  • Prescribing generic drugs. IBC’s primary care incentive program has long-rewarded physicians for prescribing generic equivalent drugs instead of higher-cost brand name drugs because this reduces costs while still providing excellent care. Over the past decade, IBC has seen a 63 percent increase across all primary care specialties in generic drug prescribing rates. Increased use in generics translates to increased savings for consumers and private and public insurers. According to the U.S. Food and Drug Administration, generic medications can cost consumers up to 80 percent less than their branded counterparts. Data from the Centers for Medicare & Medicaid Services show that for every two percent increase in generic use, Medicaid saves an additional $1 billion annually.
  • Delivering quality care.
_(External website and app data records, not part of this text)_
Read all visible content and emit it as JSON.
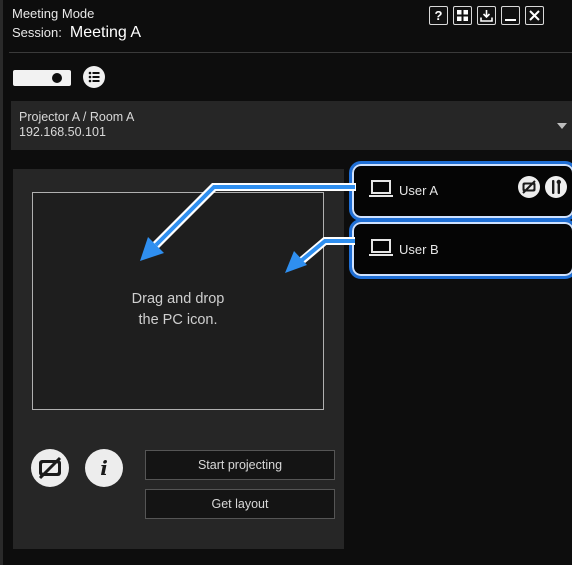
{
  "header": {
    "mode_title": "Meeting Mode",
    "session_label": "Session:",
    "session_name": "Meeting A",
    "buttons": [
      {
        "name": "help",
        "label": "?"
      },
      {
        "name": "layout",
        "label": ""
      },
      {
        "name": "download",
        "label": ""
      },
      {
        "name": "minimize",
        "label": ""
      },
      {
        "name": "close",
        "label": "✕"
      }
    ]
  },
  "toolbar": {
    "icons": [
      "projector-icon",
      "list-icon"
    ]
  },
  "projector": {
    "name": "Projector A / Room A",
    "ip": "192.168.50.101"
  },
  "layout_panel": {
    "drop_hint": "Drag and drop\nthe PC icon.",
    "start_projecting": "Start projecting",
    "get_layout": "Get layout"
  },
  "users": [
    {
      "name": "User A",
      "icons": [
        "no-signal-icon",
        "tools-icon"
      ]
    },
    {
      "name": "User B",
      "icons": []
    }
  ],
  "colors": {
    "accent": "#1f6fd6",
    "arrow": "#2f8ff0",
    "background": "#0d0d0d",
    "panel": "#262626"
  }
}
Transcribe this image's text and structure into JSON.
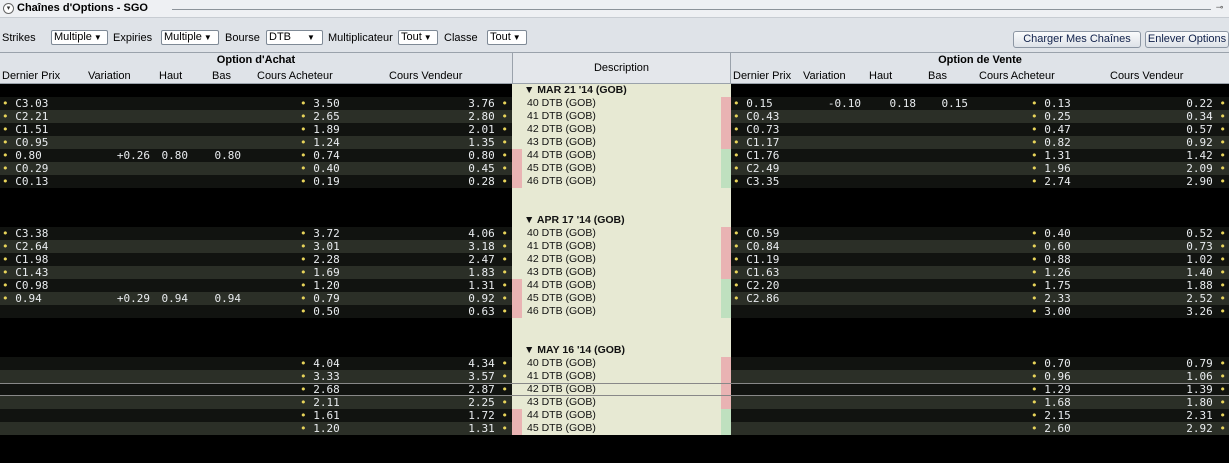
{
  "window": {
    "title": "Chaînes d'Options - SGO",
    "collapse_icon": "circle-chevron-icon",
    "pin_icon": "pin-icon"
  },
  "toolbar": {
    "strikes_label": "Strikes",
    "strikes_value": "Multiple",
    "expiries_label": "Expiries",
    "expiries_value": "Multiple",
    "bourse_label": "Bourse",
    "bourse_value": "DTB",
    "multiplicateur_label": "Multiplicateur",
    "multiplicateur_value": "Tout",
    "classe_label": "Classe",
    "classe_value": "Tout",
    "charger_button": "Charger Mes Chaînes",
    "enlever_button": "Enlever Options"
  },
  "headers": {
    "call_group": "Option d'Achat",
    "put_group": "Option de Vente",
    "description": "Description",
    "columns": [
      "Dernier Prix",
      "Variation",
      "Haut",
      "Bas",
      "Cours Acheteur",
      "Cours Vendeur"
    ]
  },
  "groups": [
    {
      "label": "MAR 21 '14 (GOB)",
      "rows": [
        {
          "desc": "40 DTB (GOB)",
          "strip": "pink",
          "call": {
            "last": "C3.03",
            "chg": "",
            "high": "",
            "low": "",
            "bid": "3.50",
            "ask": "3.76"
          },
          "put": {
            "last": "0.15",
            "chg": "-0.10",
            "high": "0.18",
            "low": "0.15",
            "bid": "0.13",
            "ask": "0.22"
          }
        },
        {
          "desc": "41 DTB (GOB)",
          "strip": "pink",
          "call": {
            "last": "C2.21",
            "chg": "",
            "high": "",
            "low": "",
            "bid": "2.65",
            "ask": "2.80"
          },
          "put": {
            "last": "C0.43",
            "chg": "",
            "high": "",
            "low": "",
            "bid": "0.25",
            "ask": "0.34"
          }
        },
        {
          "desc": "42 DTB (GOB)",
          "strip": "pink",
          "call": {
            "last": "C1.51",
            "chg": "",
            "high": "",
            "low": "",
            "bid": "1.89",
            "ask": "2.01"
          },
          "put": {
            "last": "C0.73",
            "chg": "",
            "high": "",
            "low": "",
            "bid": "0.47",
            "ask": "0.57"
          }
        },
        {
          "desc": "43 DTB (GOB)",
          "strip": "pink",
          "call": {
            "last": "C0.95",
            "chg": "",
            "high": "",
            "low": "",
            "bid": "1.24",
            "ask": "1.35"
          },
          "put": {
            "last": "C1.17",
            "chg": "",
            "high": "",
            "low": "",
            "bid": "0.82",
            "ask": "0.92"
          }
        },
        {
          "desc": "44 DTB (GOB)",
          "strip": "green",
          "call": {
            "last": "0.80",
            "chg": "+0.26",
            "high": "0.80",
            "low": "0.80",
            "bid": "0.74",
            "ask": "0.80"
          },
          "put": {
            "last": "C1.76",
            "chg": "",
            "high": "",
            "low": "",
            "bid": "1.31",
            "ask": "1.42"
          }
        },
        {
          "desc": "45 DTB (GOB)",
          "strip": "green",
          "call": {
            "last": "C0.29",
            "chg": "",
            "high": "",
            "low": "",
            "bid": "0.40",
            "ask": "0.45"
          },
          "put": {
            "last": "C2.49",
            "chg": "",
            "high": "",
            "low": "",
            "bid": "1.96",
            "ask": "2.09"
          }
        },
        {
          "desc": "46 DTB (GOB)",
          "strip": "green",
          "call": {
            "last": "C0.13",
            "chg": "",
            "high": "",
            "low": "",
            "bid": "0.19",
            "ask": "0.28"
          },
          "put": {
            "last": "C3.35",
            "chg": "",
            "high": "",
            "low": "",
            "bid": "2.74",
            "ask": "2.90"
          }
        }
      ]
    },
    {
      "label": "APR 17 '14 (GOB)",
      "rows": [
        {
          "desc": "40 DTB (GOB)",
          "strip": "pink",
          "call": {
            "last": "C3.38",
            "chg": "",
            "high": "",
            "low": "",
            "bid": "3.72",
            "ask": "4.06"
          },
          "put": {
            "last": "C0.59",
            "chg": "",
            "high": "",
            "low": "",
            "bid": "0.40",
            "ask": "0.52"
          }
        },
        {
          "desc": "41 DTB (GOB)",
          "strip": "pink",
          "call": {
            "last": "C2.64",
            "chg": "",
            "high": "",
            "low": "",
            "bid": "3.01",
            "ask": "3.18"
          },
          "put": {
            "last": "C0.84",
            "chg": "",
            "high": "",
            "low": "",
            "bid": "0.60",
            "ask": "0.73"
          }
        },
        {
          "desc": "42 DTB (GOB)",
          "strip": "pink",
          "call": {
            "last": "C1.98",
            "chg": "",
            "high": "",
            "low": "",
            "bid": "2.28",
            "ask": "2.47"
          },
          "put": {
            "last": "C1.19",
            "chg": "",
            "high": "",
            "low": "",
            "bid": "0.88",
            "ask": "1.02"
          }
        },
        {
          "desc": "43 DTB (GOB)",
          "strip": "pink",
          "call": {
            "last": "C1.43",
            "chg": "",
            "high": "",
            "low": "",
            "bid": "1.69",
            "ask": "1.83"
          },
          "put": {
            "last": "C1.63",
            "chg": "",
            "high": "",
            "low": "",
            "bid": "1.26",
            "ask": "1.40"
          }
        },
        {
          "desc": "44 DTB (GOB)",
          "strip": "green",
          "call": {
            "last": "C0.98",
            "chg": "",
            "high": "",
            "low": "",
            "bid": "1.20",
            "ask": "1.31"
          },
          "put": {
            "last": "C2.20",
            "chg": "",
            "high": "",
            "low": "",
            "bid": "1.75",
            "ask": "1.88"
          }
        },
        {
          "desc": "45 DTB (GOB)",
          "strip": "green",
          "call": {
            "last": "0.94",
            "chg": "+0.29",
            "high": "0.94",
            "low": "0.94",
            "bid": "0.79",
            "ask": "0.92"
          },
          "put": {
            "last": "C2.86",
            "chg": "",
            "high": "",
            "low": "",
            "bid": "2.33",
            "ask": "2.52"
          }
        },
        {
          "desc": "46 DTB (GOB)",
          "strip": "green",
          "call": {
            "last": "",
            "chg": "",
            "high": "",
            "low": "",
            "bid": "0.50",
            "ask": "0.63"
          },
          "put": {
            "last": "",
            "chg": "",
            "high": "",
            "low": "",
            "bid": "3.00",
            "ask": "3.26"
          }
        }
      ]
    },
    {
      "label": "MAY 16 '14 (GOB)",
      "rows": [
        {
          "desc": "40 DTB (GOB)",
          "strip": "pink",
          "call": {
            "last": "",
            "chg": "",
            "high": "",
            "low": "",
            "bid": "4.04",
            "ask": "4.34"
          },
          "put": {
            "last": "",
            "chg": "",
            "high": "",
            "low": "",
            "bid": "0.70",
            "ask": "0.79"
          }
        },
        {
          "desc": "41 DTB (GOB)",
          "strip": "pink",
          "call": {
            "last": "",
            "chg": "",
            "high": "",
            "low": "",
            "bid": "3.33",
            "ask": "3.57"
          },
          "put": {
            "last": "",
            "chg": "",
            "high": "",
            "low": "",
            "bid": "0.96",
            "ask": "1.06"
          }
        },
        {
          "desc": "42 DTB (GOB)",
          "strip": "pink",
          "call": {
            "last": "",
            "chg": "",
            "high": "",
            "low": "",
            "bid": "2.68",
            "ask": "2.87"
          },
          "put": {
            "last": "",
            "chg": "",
            "high": "",
            "low": "",
            "bid": "1.29",
            "ask": "1.39"
          }
        },
        {
          "desc": "43 DTB (GOB)",
          "strip": "pink",
          "call": {
            "last": "",
            "chg": "",
            "high": "",
            "low": "",
            "bid": "2.11",
            "ask": "2.25"
          },
          "put": {
            "last": "",
            "chg": "",
            "high": "",
            "low": "",
            "bid": "1.68",
            "ask": "1.80"
          }
        },
        {
          "desc": "44 DTB (GOB)",
          "strip": "green",
          "call": {
            "last": "",
            "chg": "",
            "high": "",
            "low": "",
            "bid": "1.61",
            "ask": "1.72"
          },
          "put": {
            "last": "",
            "chg": "",
            "high": "",
            "low": "",
            "bid": "2.15",
            "ask": "2.31"
          }
        },
        {
          "desc": "45 DTB (GOB)",
          "strip": "green",
          "call": {
            "last": "",
            "chg": "",
            "high": "",
            "low": "",
            "bid": "1.20",
            "ask": "1.31"
          },
          "put": {
            "last": "",
            "chg": "",
            "high": "",
            "low": "",
            "bid": "2.60",
            "ask": "2.92"
          }
        }
      ]
    }
  ],
  "colors": {
    "positive": "#e9ecef",
    "bullet": "#e8d45a",
    "itm_strip": "#e9b3b3",
    "otm_strip": "#bfe0bf",
    "desc_bg": "#e7e9d3"
  }
}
Physicians participating in the incentive program show unprecedented compliance with nationally accepted standards of quality care — performing at or above the 75th percentile benchmark in 20 quality performance measures that address a broad range of important health concerns such as heart disease, asthma, diabetes, and preventive measures such as cancer screenings. This means IBC’s physicians who participated in the incentive program were as successful as the top 25 percent of the highest-performing doctors nationwide in delivering high quality care.

Research has shown that providing effective clinical preventive and chronic management services like lowering patients’ blood pressure or controlling their diabetes can improve patient health and wellness, as well as mitigate the need for higher-cost interventions and care such as hospital stays and emergency department visits.